───── Record excerpts
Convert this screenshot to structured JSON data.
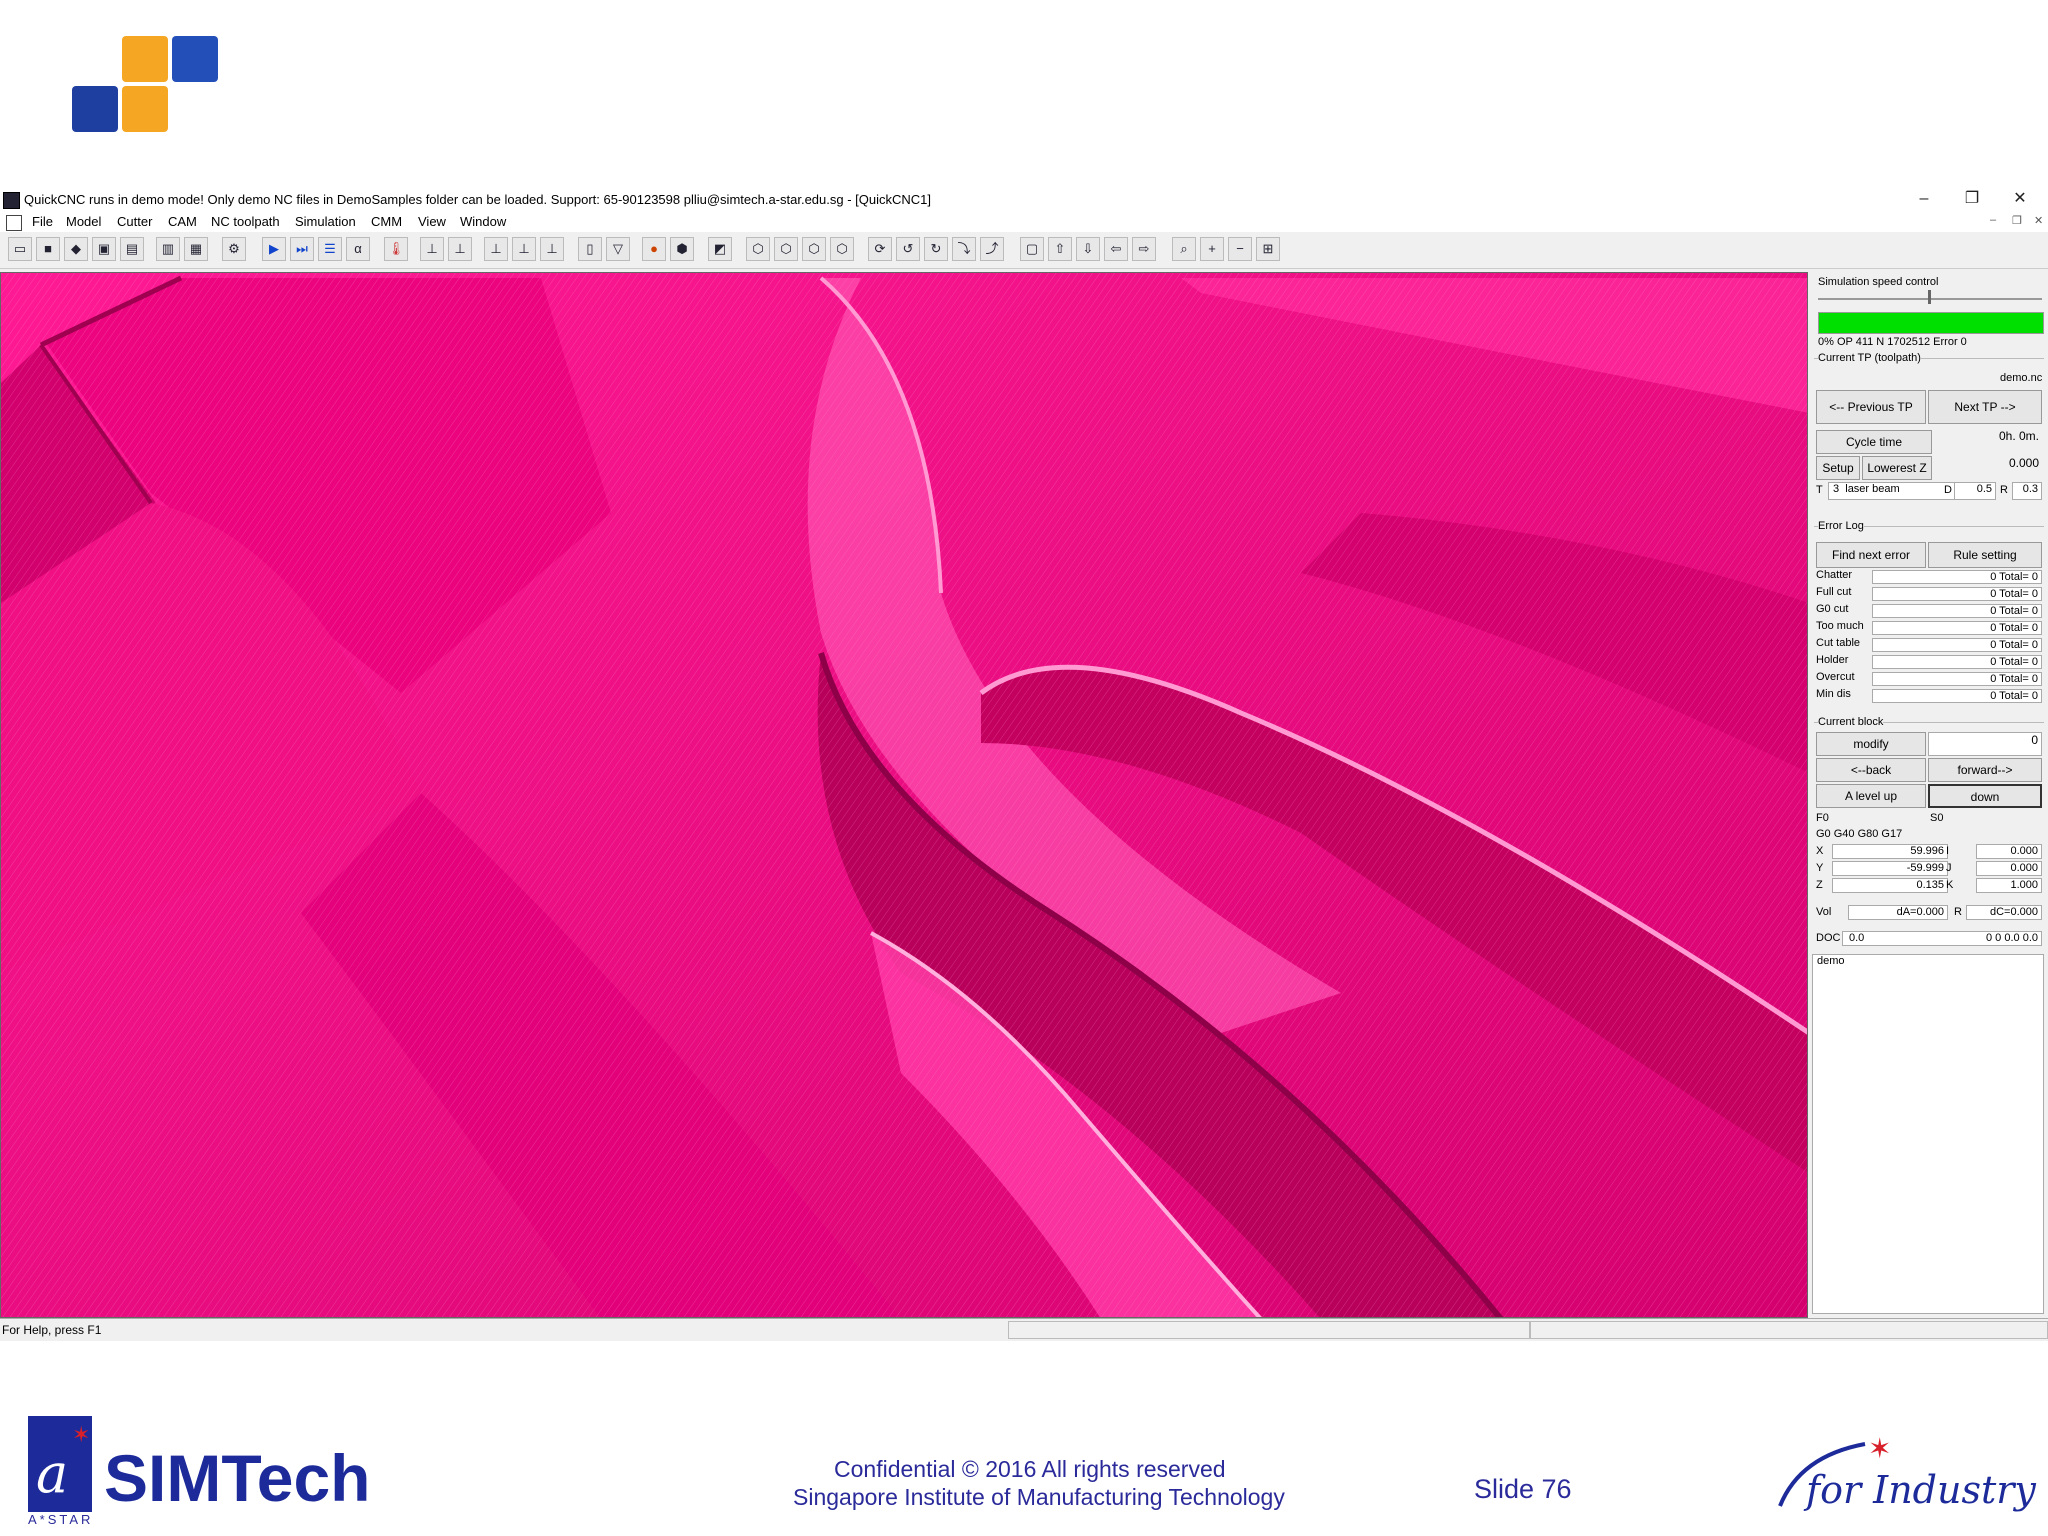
{
  "window": {
    "title": "QuickCNC runs in demo mode! Only demo NC files in DemoSamples folder can be loaded. Support: 65-90123598 plliu@simtech.a-star.edu.sg - [QuickCNC1]",
    "minimize": "–",
    "restore": "❐",
    "close": "✕"
  },
  "menu": [
    "File",
    "Model",
    "Cutter",
    "CAM",
    "NC toolpath",
    "Simulation",
    "CMM",
    "View",
    "Window"
  ],
  "panel": {
    "speed_label": "Simulation speed control",
    "status_line": "0% OP 411   N 1702512  Error 0",
    "current_tp_label": "Current TP (toolpath)",
    "current_tp_file": "demo.nc",
    "prev_tp": "<-- Previous TP",
    "next_tp": "Next TP -->",
    "cycle_time": "Cycle time",
    "cycle_value": "0h. 0m.",
    "setup": "Setup",
    "lowest_z": "Lowerest Z",
    "lowest_z_value": "0.000",
    "tool_t": "T",
    "tool_num": "3",
    "tool_name": "laser beam",
    "tool_d": "D",
    "tool_d_value": "0.5",
    "tool_r": "R",
    "tool_r_value": "0.3",
    "error_log_label": "Error Log",
    "find_next_error": "Find next error",
    "rule_setting": "Rule setting",
    "errors": [
      {
        "name": "Chatter",
        "value": "0 Total= 0"
      },
      {
        "name": "Full cut",
        "value": "0 Total= 0"
      },
      {
        "name": "G0 cut",
        "value": "0 Total= 0"
      },
      {
        "name": "Too much",
        "value": "0 Total= 0"
      },
      {
        "name": "Cut table",
        "value": "0 Total= 0"
      },
      {
        "name": "Holder",
        "value": "0 Total= 0"
      },
      {
        "name": "Overcut",
        "value": "0 Total= 0"
      },
      {
        "name": "Min dis",
        "value": "0 Total= 0"
      }
    ],
    "current_block_label": "Current block",
    "modify": "modify",
    "block_value": "0",
    "back": "<--back",
    "forward": "forward-->",
    "level_up": "A level up",
    "down": "down",
    "f_value": "F0",
    "s_value": "S0",
    "gcodes": "G0   G40   G80   G17",
    "x_label": "X",
    "x_value": "59.996",
    "i_label": "I",
    "i_value": "0.000",
    "y_label": "Y",
    "y_value": "-59.999",
    "j_label": "J",
    "j_value": "0.000",
    "z_label": "Z",
    "z_value": "0.135",
    "k_label": "K",
    "k_value": "1.000",
    "vol_label": "Vol",
    "da_value": "dA=0.000",
    "r_label": "R",
    "dc_value": "dC=0.000",
    "doc_label": "DOC",
    "doc_value": "0.0",
    "doc_rest": "0   0   0.0   0.0",
    "notes": "demo",
    "accent_green": "#00e000"
  },
  "status_bar": "For Help, press F1",
  "footer": {
    "org": "SIMTech",
    "astar": "A*STAR",
    "confidential": "Confidential © 2016  All rights reserved",
    "institute": "Singapore Institute of Manufacturing Technology",
    "slide": "Slide 76",
    "tagline": "for Industry"
  }
}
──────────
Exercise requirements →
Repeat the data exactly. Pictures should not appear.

Answer to this task →
Convert this screenshot to structured JSON data.
{
  "window": {
    "title": "QuickCNC runs in demo mode! Only demo NC files in DemoSamples folder can be loaded. Support: 65-90123598 plliu@simtech.a-star.edu.sg - [QuickCNC1]",
    "minimize": "–",
    "restore": "❐",
    "close": "✕"
  },
  "menu": [
    "File",
    "Model",
    "Cutter",
    "CAM",
    "NC toolpath",
    "Simulation",
    "CMM",
    "View",
    "Window"
  ],
  "panel": {
    "speed_label": "Simulation speed control",
    "status_line": "0% OP 411   N 1702512  Error 0",
    "current_tp_label": "Current TP (toolpath)",
    "current_tp_file": "demo.nc",
    "prev_tp": "<-- Previous TP",
    "next_tp": "Next TP -->",
    "cycle_time": "Cycle time",
    "cycle_value": "0h. 0m.",
    "setup": "Setup",
    "lowest_z": "Lowerest Z",
    "lowest_z_value": "0.000",
    "tool_t": "T",
    "tool_num": "3",
    "tool_name": "laser beam",
    "tool_d": "D",
    "tool_d_value": "0.5",
    "tool_r": "R",
    "tool_r_value": "0.3",
    "error_log_label": "Error Log",
    "find_next_error": "Find next error",
    "rule_setting": "Rule setting",
    "errors": [
      {
        "name": "Chatter",
        "value": "0 Total= 0"
      },
      {
        "name": "Full cut",
        "value": "0 Total= 0"
      },
      {
        "name": "G0 cut",
        "value": "0 Total= 0"
      },
      {
        "name": "Too much",
        "value": "0 Total= 0"
      },
      {
        "name": "Cut table",
        "value": "0 Total= 0"
      },
      {
        "name": "Holder",
        "value": "0 Total= 0"
      },
      {
        "name": "Overcut",
        "value": "0 Total= 0"
      },
      {
        "name": "Min dis",
        "value": "0 Total= 0"
      }
    ],
    "current_block_label": "Current block",
    "modify": "modify",
    "block_value": "0",
    "back": "<--back",
    "forward": "forward-->",
    "level_up": "A level up",
    "down": "down",
    "f_value": "F0",
    "s_value": "S0",
    "gcodes": "G0   G40   G80   G17",
    "x_label": "X",
    "x_value": "59.996",
    "i_label": "I",
    "i_value": "0.000",
    "y_label": "Y",
    "y_value": "-59.999",
    "j_label": "J",
    "j_value": "0.000",
    "z_label": "Z",
    "z_value": "0.135",
    "k_label": "K",
    "k_value": "1.000",
    "vol_label": "Vol",
    "da_value": "dA=0.000",
    "r_label": "R",
    "dc_value": "dC=0.000",
    "doc_label": "DOC",
    "doc_value": "0.0",
    "doc_rest": "0   0   0.0   0.0",
    "notes": "demo",
    "accent_green": "#00e000"
  },
  "status_bar": "For Help, press F1",
  "footer": {
    "org": "SIMTech",
    "astar": "A*STAR",
    "confidential": "Confidential © 2016  All rights reserved",
    "institute": "Singapore Institute of Manufacturing Technology",
    "slide": "Slide 76",
    "tagline": "for Industry"
  }
}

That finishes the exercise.